Data for this task Block Start

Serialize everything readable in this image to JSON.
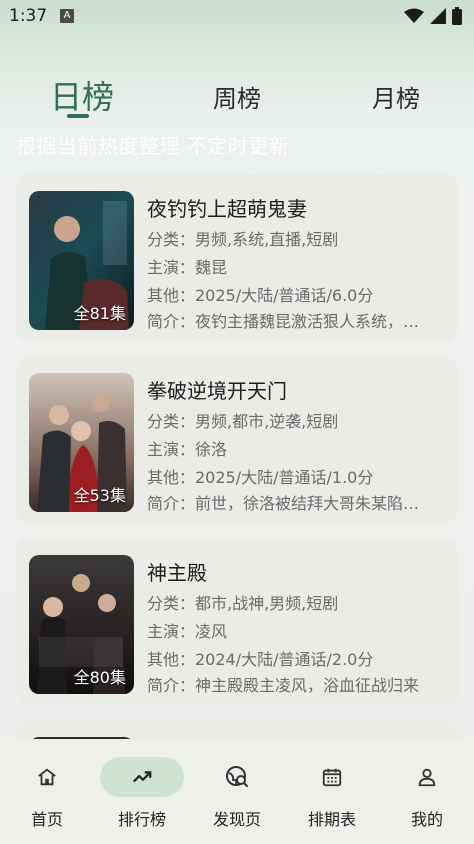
{
  "status": {
    "time": "1:37",
    "notif_letter": "A"
  },
  "tabs": [
    "日榜",
    "周榜",
    "月榜"
  ],
  "subtitle": "根据当前热度整理 不定时更新",
  "dramas": [
    {
      "title": "夜钓钓上超萌鬼妻",
      "genre": "分类：男频,系统,直播,短剧",
      "cast": "主演：魏昆",
      "other": "其他：2025/大陆/普通话/6.0分",
      "intro": "简介：夜钓主播魏昆激活狠人系统，夜钓钓上超萌鬼妻",
      "episodes": "全81集"
    },
    {
      "title": "拳破逆境开天门",
      "genre": "分类：男频,都市,逆袭,短剧",
      "cast": "主演：徐洛",
      "other": "其他：2025/大陆/普通话/1.0分",
      "intro": "简介：前世，徐洛被结拜大哥朱某陷害惨死",
      "episodes": "全53集"
    },
    {
      "title": "神主殿",
      "genre": "分类：都市,战神,男频,短剧",
      "cast": "主演：凌风",
      "other": "其他：2024/大陆/普通话/2.0分",
      "intro": "简介：神主殿殿主凌风，浴血征战归来",
      "episodes": "全80集"
    }
  ],
  "nav": [
    "首页",
    "排行榜",
    "发现页",
    "排期表",
    "我的"
  ],
  "colors": {
    "accent": "#2f6f55",
    "nav_active_bg": "#cfe3d5",
    "card_bg": "#e9ece7"
  }
}
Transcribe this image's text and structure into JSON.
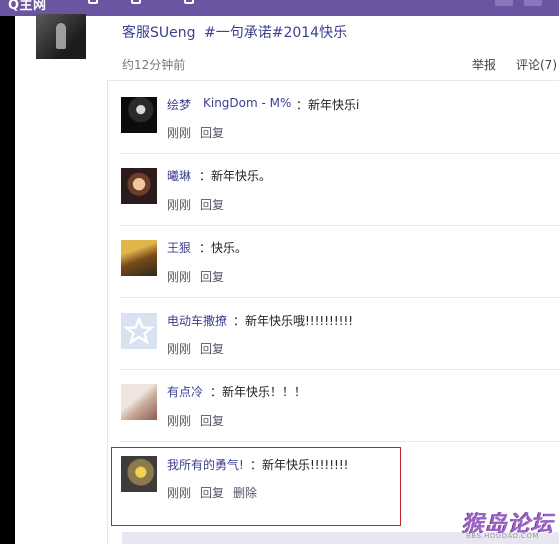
{
  "topbar": {
    "nav_text": "Q主网"
  },
  "post": {
    "author": "客服SUeng",
    "text": "#一句承诺#2014快乐",
    "time": "约12分钟前",
    "report": "举报",
    "comment": "评论(7)"
  },
  "comments": [
    {
      "user": "绘梦",
      "reply_to": "KingDom - M%",
      "text": "：新年快乐i",
      "actions": [
        "刚刚",
        "回复"
      ]
    },
    {
      "user": "曦琳",
      "text": "：新年快乐。",
      "actions": [
        "刚刚",
        "回复"
      ]
    },
    {
      "user": "王狠",
      "text": "：快乐。",
      "actions": [
        "刚刚",
        "回复"
      ]
    },
    {
      "user": "电动车撒撩",
      "text": "：新年快乐哦!!!!!!!!!!",
      "actions": [
        "刚刚",
        "回复"
      ]
    },
    {
      "user": "有点冷",
      "text": "：新年快乐！！！",
      "actions": [
        "刚刚",
        "回复"
      ]
    },
    {
      "user": "我所有的勇气!",
      "text": "：新年快乐!!!!!!!!",
      "actions": [
        "刚刚",
        "回复",
        "删除"
      ]
    }
  ],
  "watermark": {
    "title": "猴岛论坛",
    "subtitle": "BBS.HOUDAO.COM"
  },
  "colors": {
    "topbar": "#6b55a2",
    "link": "#3b3f8f",
    "highlight_border": "#c42226"
  }
}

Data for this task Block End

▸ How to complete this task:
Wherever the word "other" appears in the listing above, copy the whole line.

▸ Answer area:
      "other": "其他：2025/大陆/普通话/6.0分",
      "other": "其他：2025/大陆/普通话/1.0分",
      "other": "其他：2024/大陆/普通话/2.0分",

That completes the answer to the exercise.